This week, Collected Wisdom sets out in search of some cold facts. Actually, some of the coldest facts on the face of the planet.
Why is the South Pole colder than the North Pole? asks Phil James of Montreal.
It’s because of the South Pole’s high elevation, says John Turner of the British Antarctic Survey in Cambridge, England.
The ice of the North Pole floats in the middle of the Arctic Ocean, “so the weather observations we have from ships and drifting buoys are at sea level, with these suggesting that the average temperature for the year is about minus 15 degrees Celsius.” In contrast, the South Pole is located close to the centre of the vast Antarctic ice sheet that itself sits upon a continent and whose surface is 2,800 metres (9,200 feet) above sea level.
The U.S. Amundsen-Scott research station was established at the South Pole in 1957 and has provided weather observations since then, Prof. Turner says. “These indicate that the average temperature for the year at the South Pole is minus 49 degrees.”
As you go higher in the atmosphere, he tells us, the temperature drops by around 9.8 degrees for each kilometre, so the
difference in elevation of 2.8 km between sea level and Amundsen-Scott station should be just over 27 degrees. “However, in reality the South Pole is about 34 degrees colder than the North Pole.” That’s because the South Pole is so remote from the ocean and “does not experience the moderating influence of the ice-free waters found across parts of the Arctic Ocean in some months of the year.”
Nathan Kirkham of Burnaby, B.C., wants to know how the funny bone got its name.
Carla Hagstrom of the Gerstein Science Information Centre at the University of Toronto suggested that we check this out in Medical Meanings: A Glossary of Word Origins by W.S. Haubrich. So we did.
According to the tome, the term “funny bone” is used by people to refer to the elbow or, more specifically, the olecranon protuberance of the ulna. Punsters, it says, have tried to explain this by pointing out that the ulna articulates with the humerus.
The real explanation for “funny bone,” however, “is that the ulnar nerve lies in the exposed ulnar groove of the olecranon, which, when bumped, causes a strangely ‘electric’ sensation in the forearm and hand.”
Last week, in explaining why baseball players spit so much, California psychoanalyst Mary C. Lamia told us that they do it to intimidate their opponents.
R. T. Ruggles of Toronto disagrees. “I am worried that Dr. Lamia has spent too much time in theory classes and not enough on the baseball diamond,” he writes. Based on his personal experience, he says, players spit primarily to expel dust from their mouths. When baseball players want to express disdain for opponents, he writes, “it is usually done by swearing, not spitting.”
Why, asks Eric Morris of Montreal, are you not allowed to use electronic devices when a plane is taking off or landing but you are allowed to use them when the aircraft is at cruising altitude?
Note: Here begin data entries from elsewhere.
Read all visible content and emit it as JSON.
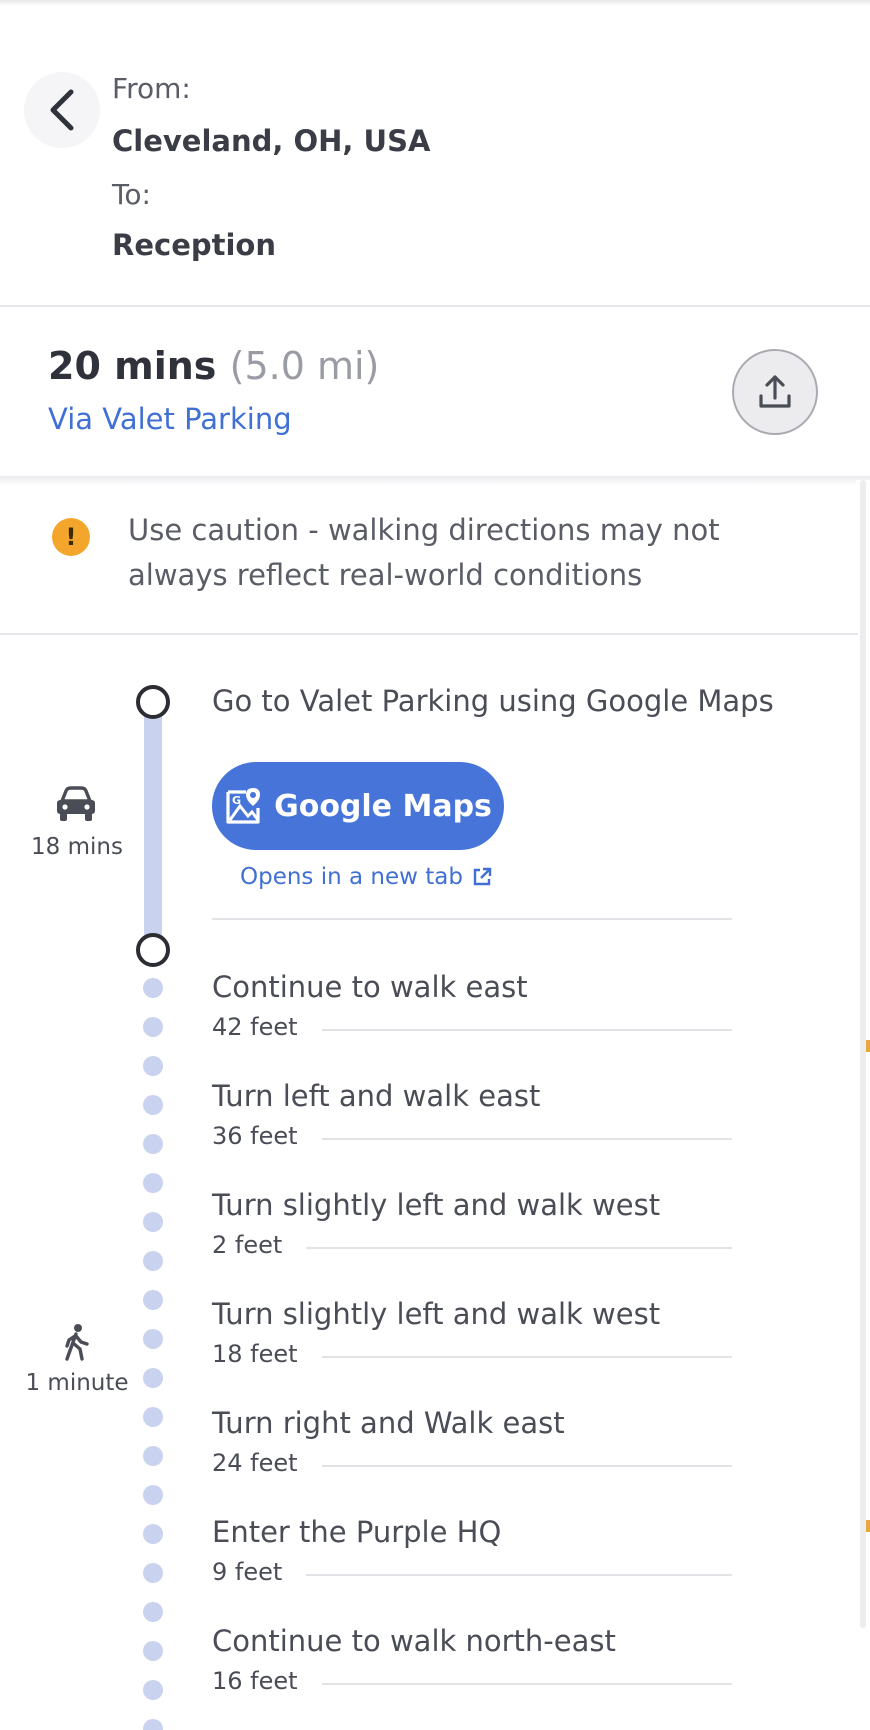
{
  "header": {
    "from_label": "From:",
    "from_value": "Cleveland, OH, USA",
    "to_label": "To:",
    "to_value": "Reception"
  },
  "summary": {
    "duration": "20 mins",
    "distance": "(5.0 mi)",
    "via": "Via Valet Parking"
  },
  "warning": {
    "icon": "!",
    "text": "Use caution - walking directions may not always reflect real-world conditions"
  },
  "drive_leg": {
    "mode_icon": "car-icon",
    "duration": "18 mins",
    "instruction": "Go to Valet Parking using Google Maps",
    "button_label": "Google Maps",
    "new_tab_note": "Opens in a new tab"
  },
  "walk_leg": {
    "mode_icon": "walk-icon",
    "duration": "1 minute",
    "steps": [
      {
        "title": "Continue to walk east",
        "distance": "42 feet"
      },
      {
        "title": "Turn left and walk east",
        "distance": "36 feet"
      },
      {
        "title": "Turn slightly left and walk west",
        "distance": "2 feet"
      },
      {
        "title": "Turn slightly left and walk west",
        "distance": "18 feet"
      },
      {
        "title": "Turn right and Walk east",
        "distance": "24 feet"
      },
      {
        "title": "Enter the Purple HQ",
        "distance": "9 feet"
      },
      {
        "title": "Continue to walk north-east",
        "distance": "16 feet"
      }
    ]
  },
  "colors": {
    "accent": "#4674d9",
    "link": "#4170d4",
    "warning": "#f4a52b",
    "timeline": "#c9d3f0"
  }
}
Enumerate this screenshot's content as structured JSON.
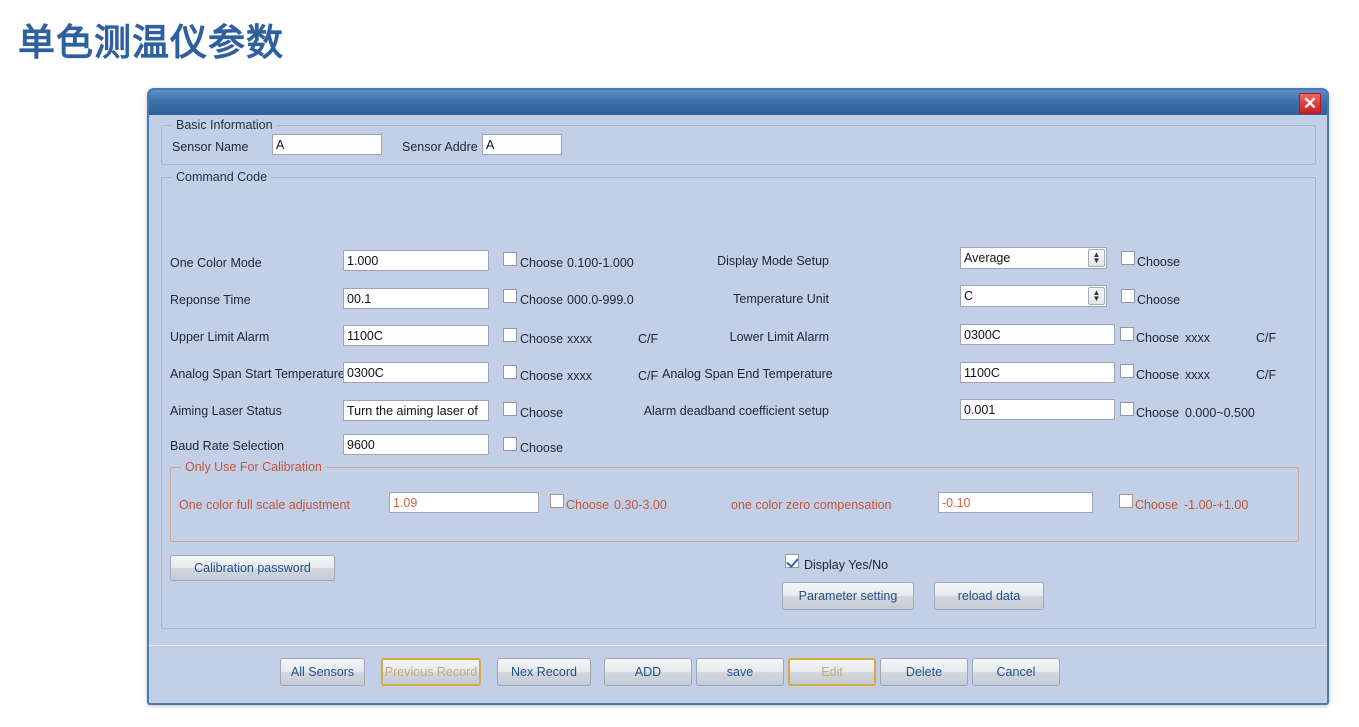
{
  "page": {
    "title": "单色测温仪参数"
  },
  "dialog": {
    "close_icon": "close-icon",
    "basic": {
      "legend": "Basic Information",
      "sensor_name_label": "Sensor Name",
      "sensor_name_value": "A",
      "sensor_addr_label": "Sensor Addre",
      "sensor_addr_value": "A"
    },
    "command": {
      "legend": "Command Code",
      "choose_label": "Choose",
      "left_rows": [
        {
          "label": "One Color Mode",
          "value": "1.000",
          "choose": "Choose",
          "range": "0.100-1.000",
          "unit": ""
        },
        {
          "label": "Reponse Time",
          "value": "00.1",
          "choose": "Choose",
          "range": "000.0-999.0",
          "unit": ""
        },
        {
          "label": "Upper Limit Alarm",
          "value": "1100C",
          "choose": "Choose",
          "range": "xxxx",
          "unit": "C/F"
        },
        {
          "label": "Analog Span Start Temperature",
          "value": "0300C",
          "choose": "Choose",
          "range": "xxxx",
          "unit": "C/F"
        },
        {
          "label": "Aiming Laser Status",
          "value": "Turn the aiming laser of",
          "choose": "Choose",
          "range": "",
          "unit": ""
        },
        {
          "label": "Baud Rate Selection",
          "value": "9600",
          "choose": "Choose",
          "range": "",
          "unit": ""
        }
      ],
      "right_rows": [
        {
          "label": "Display Mode Setup",
          "value": "Average",
          "choose": "Choose",
          "range": "",
          "unit": "",
          "type": "select"
        },
        {
          "label": "Temperature Unit",
          "value": "C",
          "choose": "Choose",
          "range": "",
          "unit": "",
          "type": "select"
        },
        {
          "label": "Lower Limit Alarm",
          "value": "0300C",
          "choose": "Choose",
          "range": "xxxx",
          "unit": "C/F",
          "type": "text"
        },
        {
          "label": "Analog Span End Temperature",
          "value": "1100C",
          "choose": "Choose",
          "range": "xxxx",
          "unit": "C/F",
          "type": "text"
        },
        {
          "label": "Alarm deadband coefficient setup",
          "value": "0.001",
          "choose": "Choose",
          "range": "0.000~0.500",
          "unit": "",
          "type": "text"
        }
      ]
    },
    "calibration": {
      "legend": "Only Use For Calibration",
      "full_scale_label": "One color full scale adjustment",
      "full_scale_value": "1.09",
      "full_scale_choose": "Choose",
      "full_scale_range": "0.30-3.00",
      "zero_comp_label": "one color zero compensation",
      "zero_comp_value": "-0.10",
      "zero_comp_choose": "Choose",
      "zero_comp_range": "-1.00-+1.00"
    },
    "actions": {
      "calibration_password": "Calibration password",
      "display_yes_no": "Display Yes/No",
      "parameter_setting": "Parameter setting",
      "reload_data": "reload data"
    },
    "footer_buttons": [
      {
        "label": "All Sensors",
        "disabled": false
      },
      {
        "label": "Previous Record",
        "disabled": true
      },
      {
        "label": "Nex Record",
        "disabled": false
      },
      {
        "label": "ADD",
        "disabled": false
      },
      {
        "label": "save",
        "disabled": false
      },
      {
        "label": "Edit",
        "disabled": true
      },
      {
        "label": "Delete",
        "disabled": false
      },
      {
        "label": "Cancel",
        "disabled": false
      }
    ]
  },
  "colors": {
    "title_blue": "#2e5f9e",
    "dialog_bg": "#c3cfe6",
    "titlebar_blue": "#3d72ad",
    "close_red": "#e23c3c",
    "calibration_red": "#c0583c",
    "button_text": "#22518c",
    "disabled_gold": "#d8a93f"
  }
}
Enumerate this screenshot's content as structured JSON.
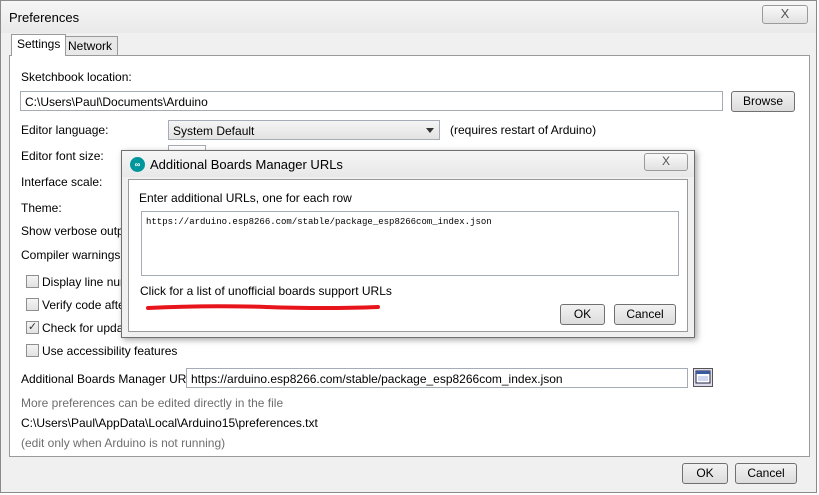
{
  "window": {
    "title": "Preferences",
    "close_label": "X"
  },
  "tabs": [
    {
      "label": "Settings"
    },
    {
      "label": "Network"
    }
  ],
  "settings": {
    "sketchbook_label": "Sketchbook location:",
    "sketchbook_value": "C:\\Users\\Paul\\Documents\\Arduino",
    "browse_label": "Browse",
    "editor_language_label": "Editor language:",
    "editor_language_value": "System Default",
    "editor_language_note": "(requires restart of Arduino)",
    "editor_font_size_label": "Editor font size:",
    "interface_scale_label": "Interface scale:",
    "theme_label": "Theme:",
    "verbose_label": "Show verbose output",
    "compiler_warnings_label": "Compiler warnings:",
    "checkboxes": [
      {
        "label": "Display line numb",
        "checked": false
      },
      {
        "label": "Verify code after",
        "checked": false
      },
      {
        "label": "Check for update",
        "checked": true
      },
      {
        "label": "Use accessibility features",
        "checked": false
      }
    ],
    "boards_urls_label": "Additional Boards Manager URLs:",
    "boards_urls_value": "https://arduino.esp8266.com/stable/package_esp8266com_index.json",
    "more_prefs_note": "More preferences can be edited directly in the file",
    "prefs_path": "C:\\Users\\Paul\\AppData\\Local\\Arduino15\\preferences.txt",
    "edit_note": "(edit only when Arduino is not running)",
    "ok_label": "OK",
    "cancel_label": "Cancel"
  },
  "dialog": {
    "title": "Additional Boards Manager URLs",
    "close_label": "X",
    "instruction": "Enter additional URLs, one for each row",
    "urls_text": "https://arduino.esp8266.com/stable/package_esp8266com_index.json",
    "link_text": "Click for a list of unofficial boards support URLs",
    "ok_label": "OK",
    "cancel_label": "Cancel"
  },
  "colors": {
    "annotation_red": "#e8141b",
    "arduino_teal": "#00979c"
  }
}
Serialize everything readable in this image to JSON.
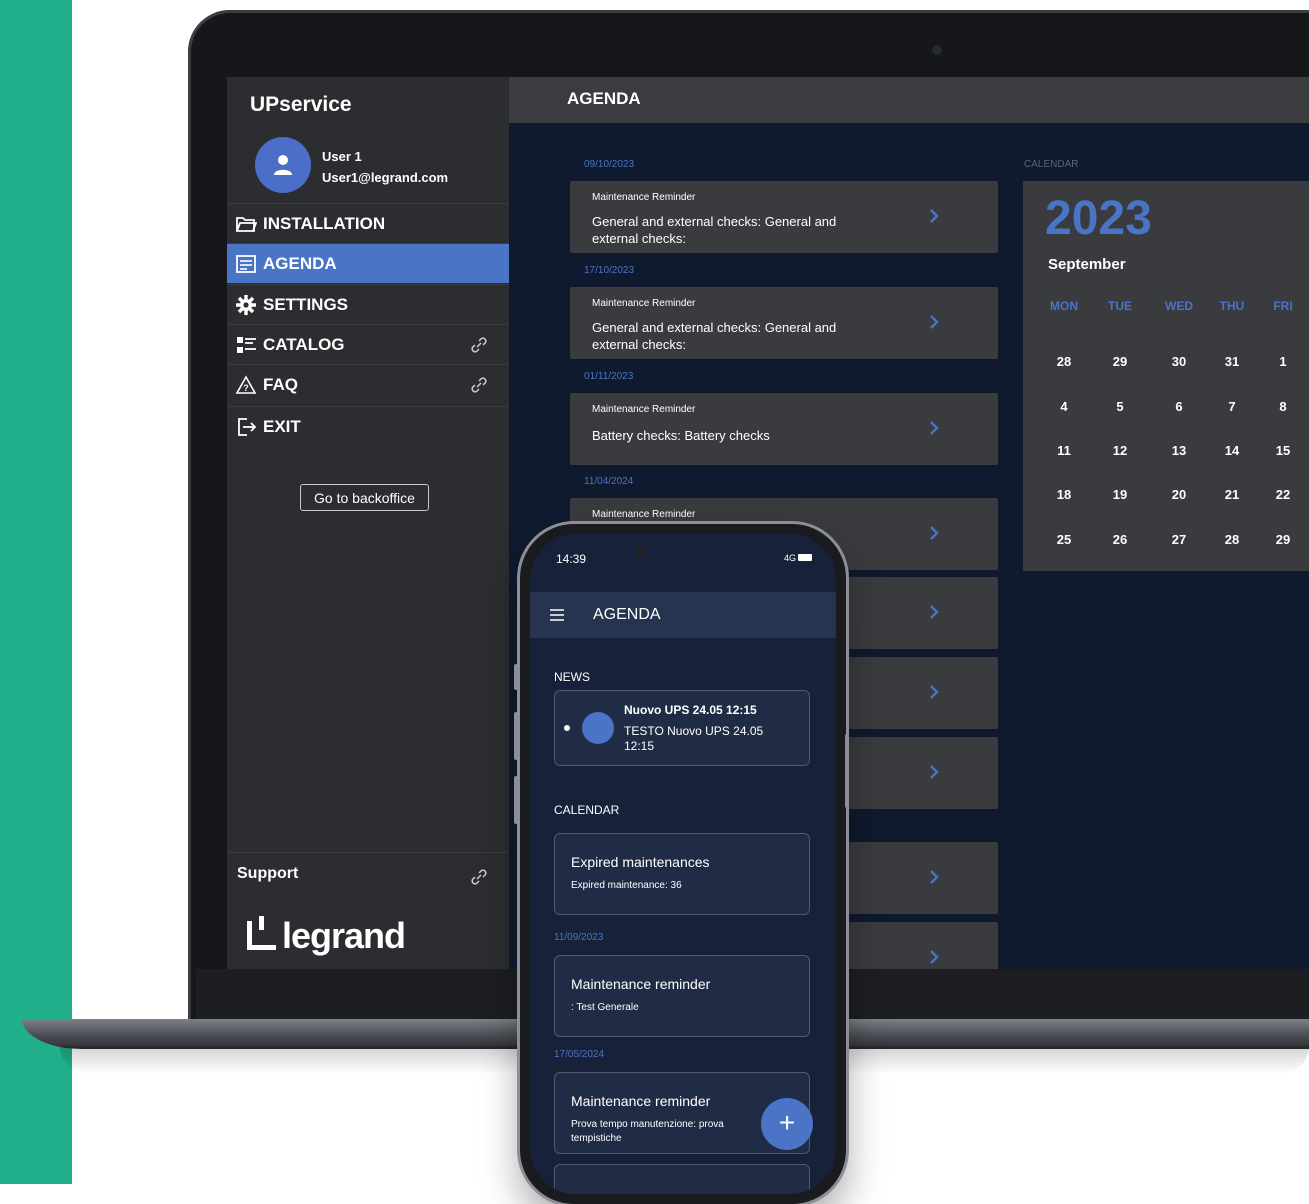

David Patterson of Aurora, Ont., noticed while watching the Olympics that divers often entered a whirlpool. Why?
Adam Dougall of Windsor, Ont., asks: How much mass has the Earth gained over the past 100 years through increased human population?
Let’s hear from you: If you have the answer to one of these questions (or a question of your own) send an e-mail to firstname.lastname@example.org. Please include your location and a daytime phone number.